Hydrococet is a brand-name narcotic opiate drug that is medically prescribed to relieve moderate to severe pain. The generic form of Hydrococet is hydrocodone. This drug can also treat chronic pain and reduce fevers. Hydrococet works on the central nervous system to disrupt pain signals to the brain. A combination of hydrocodone and the analgesic acetaminophen is used to make the drug Hydrocet, also used for moderate pain.
Hydrococet is classified as a Schedule 2 Drug by the DEA. This drug classification has the potential for abuse but also has accepted medical uses for which it is legally sold and prescribed by doctors. These drugs, however, can be extremely addictive. Schedule 2 drugs, such as Hydrococet, also include narcotics such as oxycodone in their class of medicines that have a powerful ability for becoming addictive.
Hydrococet, as one of the brand names for hydrocodone, goes by the same street names as that drug does. Those who become addicted or dependent on Hydrococet know this drug by these slang terms:
Hydrococet is a drug of choice for some because it gives a person the sensations of euphoria and feelings of blissful apathy to things or people around them. Those who become addicted to Hydrococet will often show certain symptoms and signs, but these signs can be difficult to interpret and connect to Hydrococet addiction unless carefully observed over time. The symptoms of Hydrococet dependence and addiction include:
- Distancing oneself from family and friends
- Spending a lot of time alone and isolated
- Using up money more quickly than usual
- Having mood swings
- Looking dazed and confused
- Losing the ability to focus on anything
- Suddenly changing social activities
- Exhibiting strong cravings for Hydrococet and concentrating time and money on getting refills for the drug
History and Trends of Hydrococet
A pharmaceutical company in Germany in the 1920s first formulated Hydrococet.
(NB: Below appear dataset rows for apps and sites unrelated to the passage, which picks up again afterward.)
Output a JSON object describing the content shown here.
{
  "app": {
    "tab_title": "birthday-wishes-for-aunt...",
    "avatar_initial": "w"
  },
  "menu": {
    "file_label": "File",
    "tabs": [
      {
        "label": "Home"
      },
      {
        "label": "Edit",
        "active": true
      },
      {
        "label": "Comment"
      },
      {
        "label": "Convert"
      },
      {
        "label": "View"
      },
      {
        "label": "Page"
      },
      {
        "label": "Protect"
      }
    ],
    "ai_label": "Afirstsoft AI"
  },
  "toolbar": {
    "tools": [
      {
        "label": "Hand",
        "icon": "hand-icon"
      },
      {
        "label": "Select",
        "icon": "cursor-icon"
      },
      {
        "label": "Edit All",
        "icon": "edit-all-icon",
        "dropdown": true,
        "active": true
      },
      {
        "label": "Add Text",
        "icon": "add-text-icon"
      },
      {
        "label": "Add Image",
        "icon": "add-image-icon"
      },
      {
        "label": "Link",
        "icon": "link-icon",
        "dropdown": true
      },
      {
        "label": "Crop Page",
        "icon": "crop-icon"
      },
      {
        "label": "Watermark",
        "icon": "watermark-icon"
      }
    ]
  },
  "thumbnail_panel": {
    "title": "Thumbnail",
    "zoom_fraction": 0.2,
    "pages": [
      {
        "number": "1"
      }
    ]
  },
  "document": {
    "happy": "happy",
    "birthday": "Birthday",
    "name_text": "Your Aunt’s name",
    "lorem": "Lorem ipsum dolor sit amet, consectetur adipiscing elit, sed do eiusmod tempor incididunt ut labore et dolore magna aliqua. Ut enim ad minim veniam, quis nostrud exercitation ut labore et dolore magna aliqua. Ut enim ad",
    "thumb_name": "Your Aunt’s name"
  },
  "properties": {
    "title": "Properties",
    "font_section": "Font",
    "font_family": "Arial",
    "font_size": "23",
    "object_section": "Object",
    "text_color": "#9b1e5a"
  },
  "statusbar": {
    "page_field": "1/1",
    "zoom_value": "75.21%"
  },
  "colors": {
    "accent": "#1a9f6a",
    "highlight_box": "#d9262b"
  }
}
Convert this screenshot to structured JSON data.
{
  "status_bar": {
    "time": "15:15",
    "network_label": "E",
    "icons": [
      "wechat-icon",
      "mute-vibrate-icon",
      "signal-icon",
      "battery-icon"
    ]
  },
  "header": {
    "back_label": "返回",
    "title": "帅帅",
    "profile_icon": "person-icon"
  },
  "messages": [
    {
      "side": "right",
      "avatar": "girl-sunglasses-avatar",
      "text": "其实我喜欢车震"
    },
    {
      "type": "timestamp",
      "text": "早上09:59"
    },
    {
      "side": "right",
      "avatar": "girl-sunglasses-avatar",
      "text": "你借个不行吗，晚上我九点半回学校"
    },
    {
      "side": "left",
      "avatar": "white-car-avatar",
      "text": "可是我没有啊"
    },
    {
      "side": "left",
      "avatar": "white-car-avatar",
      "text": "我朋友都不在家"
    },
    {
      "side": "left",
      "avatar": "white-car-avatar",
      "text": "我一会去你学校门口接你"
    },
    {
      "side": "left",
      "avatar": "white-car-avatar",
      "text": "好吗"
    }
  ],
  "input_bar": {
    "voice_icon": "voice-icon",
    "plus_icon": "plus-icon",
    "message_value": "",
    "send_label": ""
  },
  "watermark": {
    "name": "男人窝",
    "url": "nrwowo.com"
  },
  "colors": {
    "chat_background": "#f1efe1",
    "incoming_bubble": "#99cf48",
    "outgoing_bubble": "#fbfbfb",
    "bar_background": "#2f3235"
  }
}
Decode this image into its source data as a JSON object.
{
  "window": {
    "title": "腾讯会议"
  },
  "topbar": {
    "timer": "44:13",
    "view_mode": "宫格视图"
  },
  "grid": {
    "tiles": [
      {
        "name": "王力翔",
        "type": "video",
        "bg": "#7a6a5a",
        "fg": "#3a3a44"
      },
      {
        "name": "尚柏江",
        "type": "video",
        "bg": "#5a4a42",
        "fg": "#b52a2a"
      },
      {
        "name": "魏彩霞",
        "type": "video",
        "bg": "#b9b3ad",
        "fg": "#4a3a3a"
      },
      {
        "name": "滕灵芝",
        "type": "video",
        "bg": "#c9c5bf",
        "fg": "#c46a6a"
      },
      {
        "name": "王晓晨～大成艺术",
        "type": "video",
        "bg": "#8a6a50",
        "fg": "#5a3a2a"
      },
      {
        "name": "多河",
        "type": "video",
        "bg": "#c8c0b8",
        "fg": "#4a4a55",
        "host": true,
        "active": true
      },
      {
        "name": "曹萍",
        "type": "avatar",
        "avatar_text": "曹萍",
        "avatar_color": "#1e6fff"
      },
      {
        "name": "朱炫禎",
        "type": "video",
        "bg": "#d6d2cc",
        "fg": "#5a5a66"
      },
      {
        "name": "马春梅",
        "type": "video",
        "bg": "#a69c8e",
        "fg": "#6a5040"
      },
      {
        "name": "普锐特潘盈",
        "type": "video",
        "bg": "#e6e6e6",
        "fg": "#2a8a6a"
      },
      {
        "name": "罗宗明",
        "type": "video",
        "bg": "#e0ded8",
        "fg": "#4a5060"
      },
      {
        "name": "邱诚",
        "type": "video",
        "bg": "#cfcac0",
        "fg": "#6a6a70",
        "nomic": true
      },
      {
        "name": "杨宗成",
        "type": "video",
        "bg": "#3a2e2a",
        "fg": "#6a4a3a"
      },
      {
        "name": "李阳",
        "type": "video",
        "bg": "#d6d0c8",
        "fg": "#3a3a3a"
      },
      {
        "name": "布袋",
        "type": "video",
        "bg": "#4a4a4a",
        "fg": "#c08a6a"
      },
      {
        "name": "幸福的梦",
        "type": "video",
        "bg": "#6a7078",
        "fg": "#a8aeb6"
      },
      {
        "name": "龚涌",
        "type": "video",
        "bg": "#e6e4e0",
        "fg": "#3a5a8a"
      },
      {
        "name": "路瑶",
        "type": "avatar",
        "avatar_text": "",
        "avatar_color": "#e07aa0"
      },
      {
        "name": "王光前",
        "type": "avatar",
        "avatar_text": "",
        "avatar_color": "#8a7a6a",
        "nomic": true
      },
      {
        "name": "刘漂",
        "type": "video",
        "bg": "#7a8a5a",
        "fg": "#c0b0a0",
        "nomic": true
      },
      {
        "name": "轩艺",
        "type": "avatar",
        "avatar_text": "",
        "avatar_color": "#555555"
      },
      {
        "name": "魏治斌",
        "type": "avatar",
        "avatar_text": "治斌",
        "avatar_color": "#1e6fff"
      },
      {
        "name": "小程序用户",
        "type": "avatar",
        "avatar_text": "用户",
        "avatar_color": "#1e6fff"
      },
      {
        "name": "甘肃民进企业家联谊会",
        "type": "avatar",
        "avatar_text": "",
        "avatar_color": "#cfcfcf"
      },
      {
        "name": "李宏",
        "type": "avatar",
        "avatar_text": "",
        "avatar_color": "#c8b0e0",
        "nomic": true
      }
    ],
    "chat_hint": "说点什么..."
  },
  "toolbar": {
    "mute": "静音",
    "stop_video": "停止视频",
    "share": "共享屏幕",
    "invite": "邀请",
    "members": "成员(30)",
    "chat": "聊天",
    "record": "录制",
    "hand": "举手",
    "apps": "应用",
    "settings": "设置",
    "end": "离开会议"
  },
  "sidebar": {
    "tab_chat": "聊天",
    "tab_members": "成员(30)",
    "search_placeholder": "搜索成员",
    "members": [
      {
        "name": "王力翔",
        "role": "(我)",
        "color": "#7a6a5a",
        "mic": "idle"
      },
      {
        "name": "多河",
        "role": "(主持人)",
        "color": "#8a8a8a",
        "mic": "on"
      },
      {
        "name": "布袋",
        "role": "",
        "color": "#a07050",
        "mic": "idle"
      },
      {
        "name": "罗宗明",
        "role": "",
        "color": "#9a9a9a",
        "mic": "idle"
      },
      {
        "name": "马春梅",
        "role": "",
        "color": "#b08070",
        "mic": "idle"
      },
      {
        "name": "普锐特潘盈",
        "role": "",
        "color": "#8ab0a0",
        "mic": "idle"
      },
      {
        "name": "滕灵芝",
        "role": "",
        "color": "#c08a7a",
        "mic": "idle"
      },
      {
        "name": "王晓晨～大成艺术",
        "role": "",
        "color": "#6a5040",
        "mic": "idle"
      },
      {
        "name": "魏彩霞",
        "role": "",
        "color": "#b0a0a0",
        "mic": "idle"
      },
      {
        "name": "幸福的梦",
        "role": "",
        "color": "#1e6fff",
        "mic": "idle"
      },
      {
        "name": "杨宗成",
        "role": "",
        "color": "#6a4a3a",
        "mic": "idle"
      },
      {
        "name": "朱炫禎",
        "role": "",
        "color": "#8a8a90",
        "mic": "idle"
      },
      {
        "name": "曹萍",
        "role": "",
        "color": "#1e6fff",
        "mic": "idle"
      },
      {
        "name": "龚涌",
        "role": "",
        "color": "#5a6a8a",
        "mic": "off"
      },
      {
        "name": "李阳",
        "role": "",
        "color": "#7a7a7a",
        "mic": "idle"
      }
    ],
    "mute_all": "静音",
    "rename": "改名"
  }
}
Its generic name is hydrocodone. Today, Hydrococet is often formulated with acetaminophen, to achieve a high-performing narcotic pain reliever. This substance has found its way to being used recreationally and illegally by those seeking a euphoric high when Hydrococet is used at stronger doses than prescribed. It can give users a pleasant numbing and tingling sensation in the body and is highly addictive.
Roughly 4.5 million Americans are addicted to prescription painkillers such as Hydrococet and other narcotic opioids. Addicts will often go “doctor shopping” to gain access to greater and greater doses of the drug. They will obtain a variety of prescriptions by visiting different physicians and getting them filled at different pharmacies.
The side effects of abusing Hydrococet can be painful and very dangerous. Some of the consequences of abusing this drug include:
- Slow heart rate, lowered blood pressure
- Blurred vision
- Ringing in ears
- Nausea and/or vomiting
Hydrococet is one of the painkillers most often being abused in America. It is on a level with oxycodone as being the most abused substance for addict use. In some states, Hydrococet, or hydrocodone, is in front of oxycodone in terms of drug misuse statistics.
Abuse and Addiction
When Hydrococet is used for a long period of time, it can establish a psychological or physical dependence. Those who become physically dependent upon Hydrococet can have dangerous and painful withdrawal symptoms if they stop taking it suddenly.
The effects of Hydrococet abuse are such that the relief from pain that the drug offers may lead the body to alter how it processes the drug. A person may believe that their body definitely requires the drug in order to get through any particular day, even if pain is not present. When a person realizes they need a higher and stronger dose in order to feel the initial effects they first experienced when taking Hydrococet, they may increase this initial dosage, leading to the possibility of addiction and abuse.
There are programs available for recovery from Hydrococet addiction. Residential or outpatient programs exist to help those who have developed a serious dependency upon this drug. In a residential rehab program, patients live at the facility for the program’s duration, which can be anywhere from 28 to 90 days. An outpatient rehab treatment program lets patients live at home during treatment, coming into the facility for counseling and different programs such as group therapy.
The isolated environment of a residential program is most effective for those addicted to Hydrococet. This allows them to focus solely upon recovery without distractions and gives them the ability to deal effectively with withdrawal symptoms.
Usually, medical professionals are on staff at both treatment center types to alleviate withdrawal symptoms while the body detoxifies from stopping Hydrococet intake. These withdrawal symptoms can include painful muscle aches and the inability to sleep. The average stay at an inpatient detox center is 30 days, though some may need longer periods for severe addictions, with 90 days being the optimal for maintaining sobriety.